*** Source records Section Begins ***
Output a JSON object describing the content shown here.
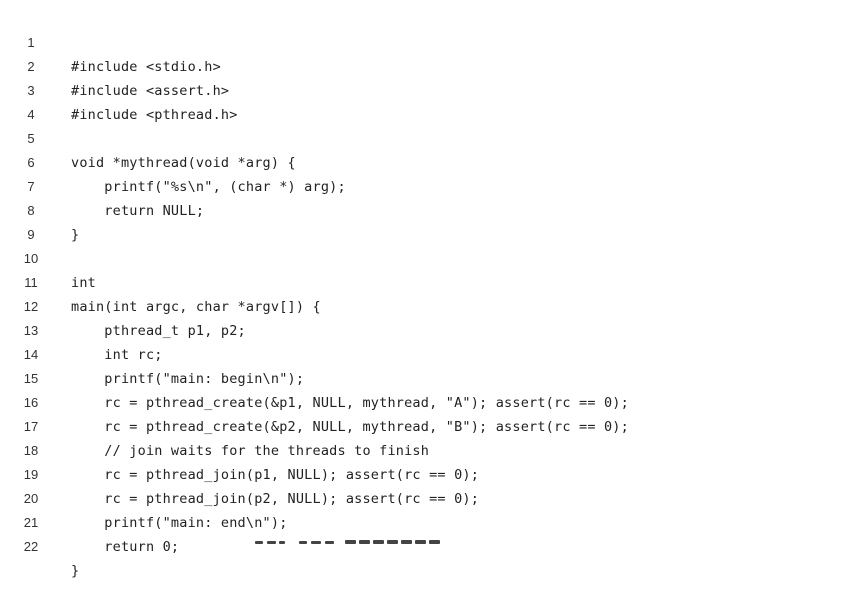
{
  "code": {
    "lines": [
      {
        "number": "1",
        "text": "#include <stdio.h>"
      },
      {
        "number": "2",
        "text": "#include <assert.h>"
      },
      {
        "number": "3",
        "text": "#include <pthread.h>"
      },
      {
        "number": "4",
        "text": ""
      },
      {
        "number": "5",
        "text": "void *mythread(void *arg) {"
      },
      {
        "number": "6",
        "text": "    printf(\"%s\\n\", (char *) arg);"
      },
      {
        "number": "7",
        "text": "    return NULL;"
      },
      {
        "number": "8",
        "text": "}"
      },
      {
        "number": "9",
        "text": ""
      },
      {
        "number": "10",
        "text": "int"
      },
      {
        "number": "11",
        "text": "main(int argc, char *argv[]) {"
      },
      {
        "number": "12",
        "text": "    pthread_t p1, p2;"
      },
      {
        "number": "13",
        "text": "    int rc;"
      },
      {
        "number": "14",
        "text": "    printf(\"main: begin\\n\");"
      },
      {
        "number": "15",
        "text": "    rc = pthread_create(&p1, NULL, mythread, \"A\"); assert(rc == 0);"
      },
      {
        "number": "16",
        "text": "    rc = pthread_create(&p2, NULL, mythread, \"B\"); assert(rc == 0);"
      },
      {
        "number": "17",
        "text": "    // join waits for the threads to finish"
      },
      {
        "number": "18",
        "text": "    rc = pthread_join(p1, NULL); assert(rc == 0);"
      },
      {
        "number": "19",
        "text": "    rc = pthread_join(p2, NULL); assert(rc == 0);"
      },
      {
        "number": "20",
        "text": "    printf(\"main: end\\n\");"
      },
      {
        "number": "21",
        "text": "    return 0;"
      },
      {
        "number": "22",
        "text": "}"
      }
    ]
  }
}
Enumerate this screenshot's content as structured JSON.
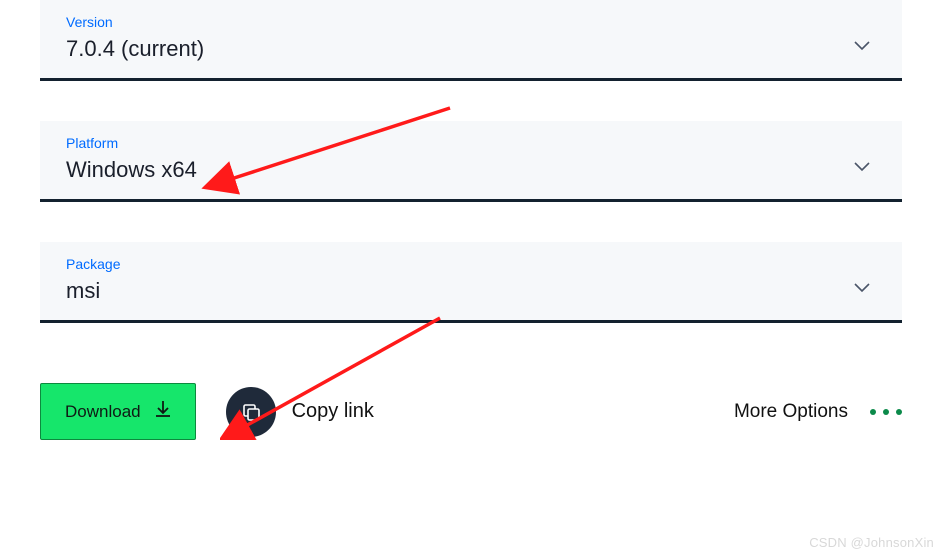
{
  "selects": {
    "version": {
      "label": "Version",
      "value": "7.0.4 (current)"
    },
    "platform": {
      "label": "Platform",
      "value": "Windows x64"
    },
    "package": {
      "label": "Package",
      "value": "msi"
    }
  },
  "actions": {
    "download": "Download",
    "copy": "Copy link",
    "more": "More Options"
  },
  "watermark": "CSDN @JohnsonXin"
}
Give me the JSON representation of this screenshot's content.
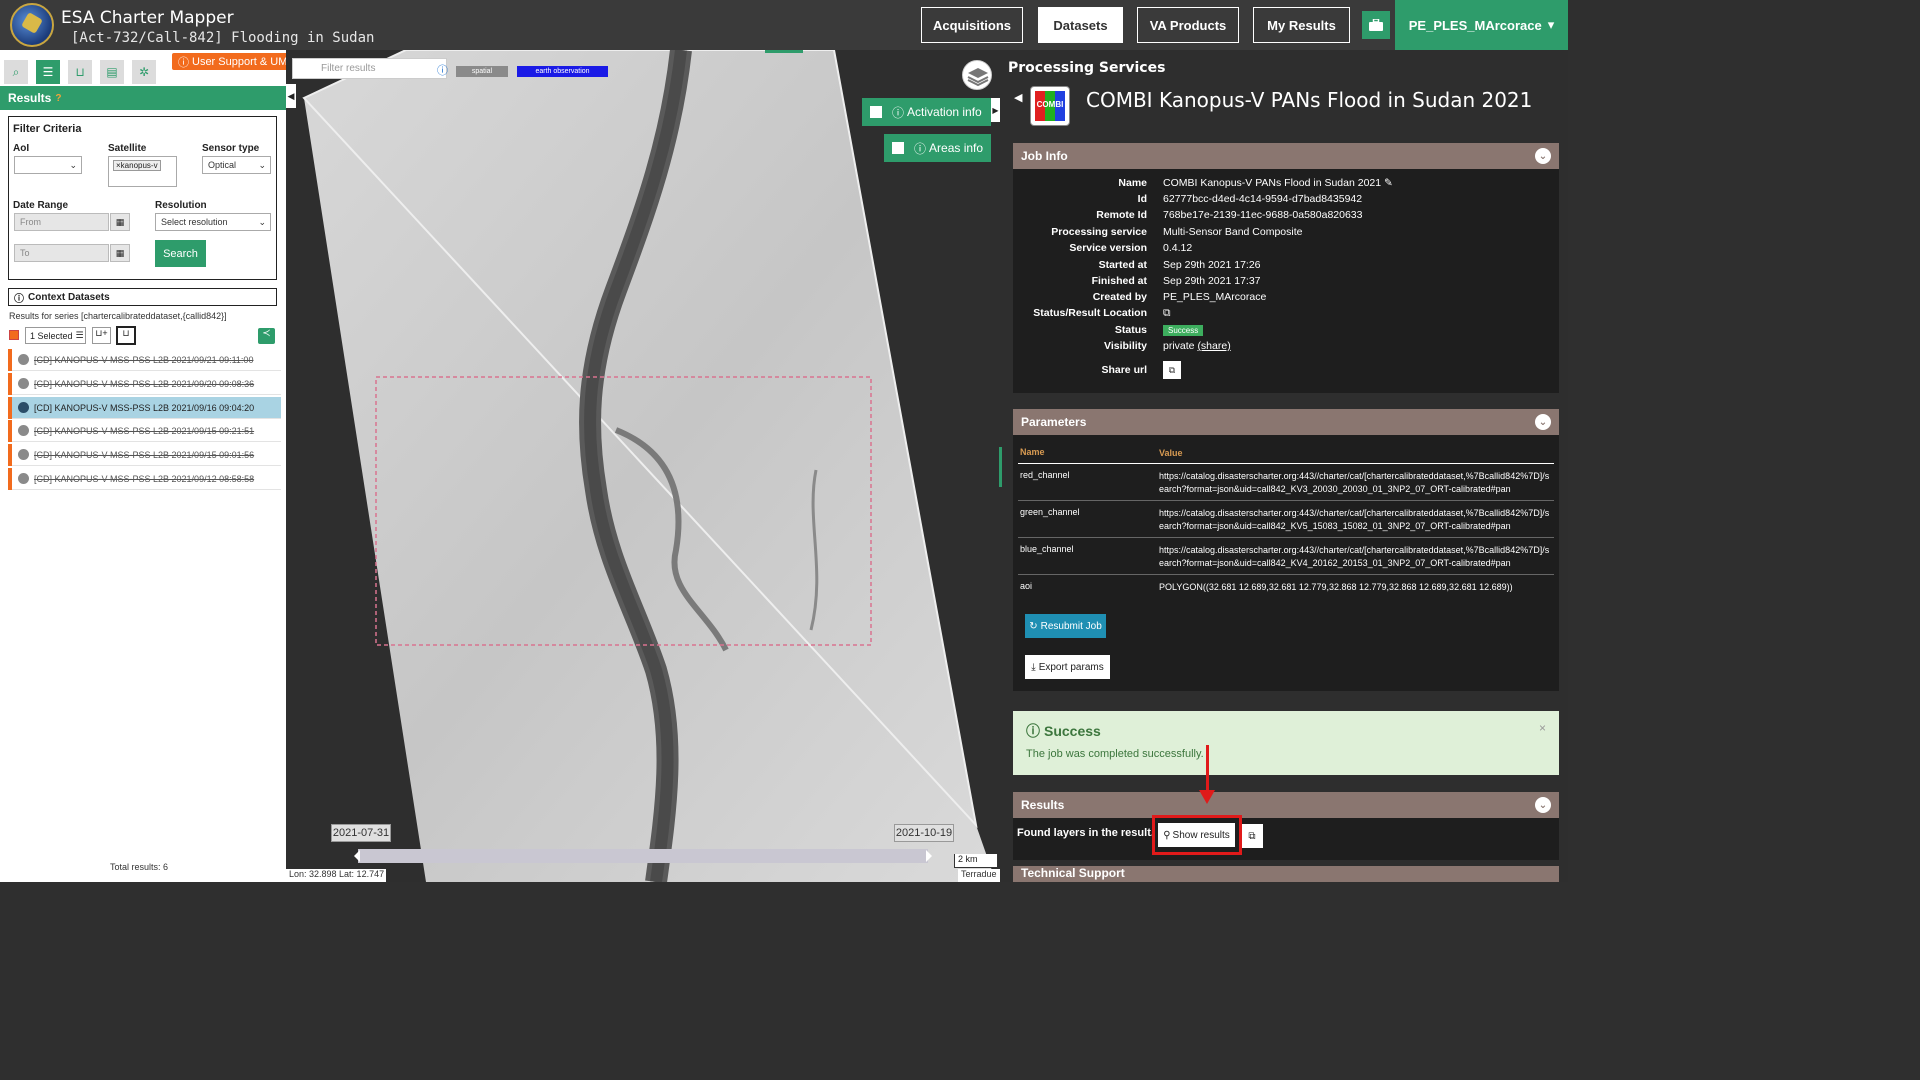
{
  "header": {
    "app_title": "ESA Charter Mapper",
    "app_subtitle": "[Act-732/Call-842] Flooding in Sudan",
    "nav": [
      "Acquisitions",
      "Datasets",
      "VA Products",
      "My Results"
    ],
    "active_nav": "Datasets",
    "user": "PE_PLES_MArcorace",
    "user_caret": "▾"
  },
  "left_panel": {
    "support_label": "User Support & UM",
    "results_label": "Results",
    "filter": {
      "title": "Filter Criteria",
      "aoi_label": "AoI",
      "satellite_label": "Satellite",
      "satellite_value": "×kanopus-v",
      "sensor_label": "Sensor type",
      "sensor_value": "Optical",
      "date_label": "Date Range",
      "from_placeholder": "From",
      "to_placeholder": "To",
      "resolution_label": "Resolution",
      "resolution_value": "Select resolution",
      "search_label": "Search"
    },
    "context_title": "Context Datasets",
    "series_text": "Results for series [chartercalibrateddataset,{callid842}]",
    "selected_label": "1 Selected",
    "datasets": [
      "[CD] KANOPUS-V MSS-PSS L2B 2021/09/21 09:11:00",
      "[CD] KANOPUS-V MSS-PSS L2B 2021/09/20 09:08:36",
      "[CD] KANOPUS-V MSS-PSS L2B 2021/09/16 09:04:20",
      "[CD] KANOPUS-V MSS-PSS L2B 2021/09/15 09:21:51",
      "[CD] KANOPUS-V MSS-PSS L2B 2021/09/15 09:01:56",
      "[CD] KANOPUS-V MSS-PSS L2B 2021/09/12 08:58:58"
    ],
    "selected_index": 2,
    "total": "Total results: 6"
  },
  "map": {
    "filter_placeholder": "Filter results",
    "tags": [
      "spatial",
      "earth observation"
    ],
    "tag_colors": [
      "#8a8a8a",
      "#1a1ae6"
    ],
    "activation_info": "Activation info",
    "areas_info": "Areas info",
    "timeline_start": "2021-07-31",
    "timeline_end": "2021-10-19",
    "scale": "2 km",
    "coords": "Lon: 32.898 Lat: 12.747",
    "attribution": "Terradue"
  },
  "processing": {
    "section_title": "Processing Services",
    "service_title": "COMBI Kanopus-V PANs Flood in Sudan 2021",
    "icon_text": "COMBI",
    "job_info_title": "Job Info",
    "job_info": [
      {
        "k": "Name",
        "v": "COMBI Kanopus-V PANs Flood in Sudan 2021 ✎"
      },
      {
        "k": "Id",
        "v": "62777bcc-d4ed-4c14-9594-d7bad8435942"
      },
      {
        "k": "Remote Id",
        "v": "768be17e-2139-11ec-9688-0a580a820633"
      },
      {
        "k": "Processing service",
        "v": "Multi-Sensor Band Composite"
      },
      {
        "k": "Service version",
        "v": "0.4.12"
      },
      {
        "k": "Started at",
        "v": "Sep 29th 2021 17:26"
      },
      {
        "k": "Finished at",
        "v": "Sep 29th 2021 17:37"
      },
      {
        "k": "Created by",
        "v": "PE_PLES_MArcorace"
      },
      {
        "k": "Status/Result Location",
        "v": "⧉"
      }
    ],
    "status_label": "Status",
    "status_value": "Success",
    "visibility_label": "Visibility",
    "visibility_value": "private",
    "visibility_share": "(share)",
    "share_url_label": "Share url",
    "parameters_title": "Parameters",
    "param_headers": [
      "Name",
      "Value"
    ],
    "parameters": [
      {
        "name": "red_channel",
        "value": "https://catalog.disasterscharter.org:443//charter/cat/[chartercalibrateddataset,%7Bcallid842%7D]/search?format=json&uid=call842_KV3_20030_20030_01_3NP2_07_ORT-calibrated#pan"
      },
      {
        "name": "green_channel",
        "value": "https://catalog.disasterscharter.org:443//charter/cat/[chartercalibrateddataset,%7Bcallid842%7D]/search?format=json&uid=call842_KV5_15083_15082_01_3NP2_07_ORT-calibrated#pan"
      },
      {
        "name": "blue_channel",
        "value": "https://catalog.disasterscharter.org:443//charter/cat/[chartercalibrateddataset,%7Bcallid842%7D]/search?format=json&uid=call842_KV4_20162_20153_01_3NP2_07_ORT-calibrated#pan"
      },
      {
        "name": "aoi",
        "value": "POLYGON((32.681 12.689,32.681 12.779,32.868 12.779,32.868 12.689,32.681 12.689))"
      }
    ],
    "resubmit_label": "Resubmit Job",
    "export_label": "Export params",
    "success_title": "Success",
    "success_msg": "The job was completed successfully.",
    "results_title": "Results",
    "found_layers": "Found layers in the result.",
    "show_results": "Show results",
    "technical_support": "Technical Support"
  },
  "colors": {
    "accent": "#2e9c6b",
    "orange": "#f26b1d",
    "panel_head": "#8a7670",
    "highlight": "#e01a1a"
  }
}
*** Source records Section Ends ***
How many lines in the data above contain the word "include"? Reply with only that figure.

● **Response to the exercise**
3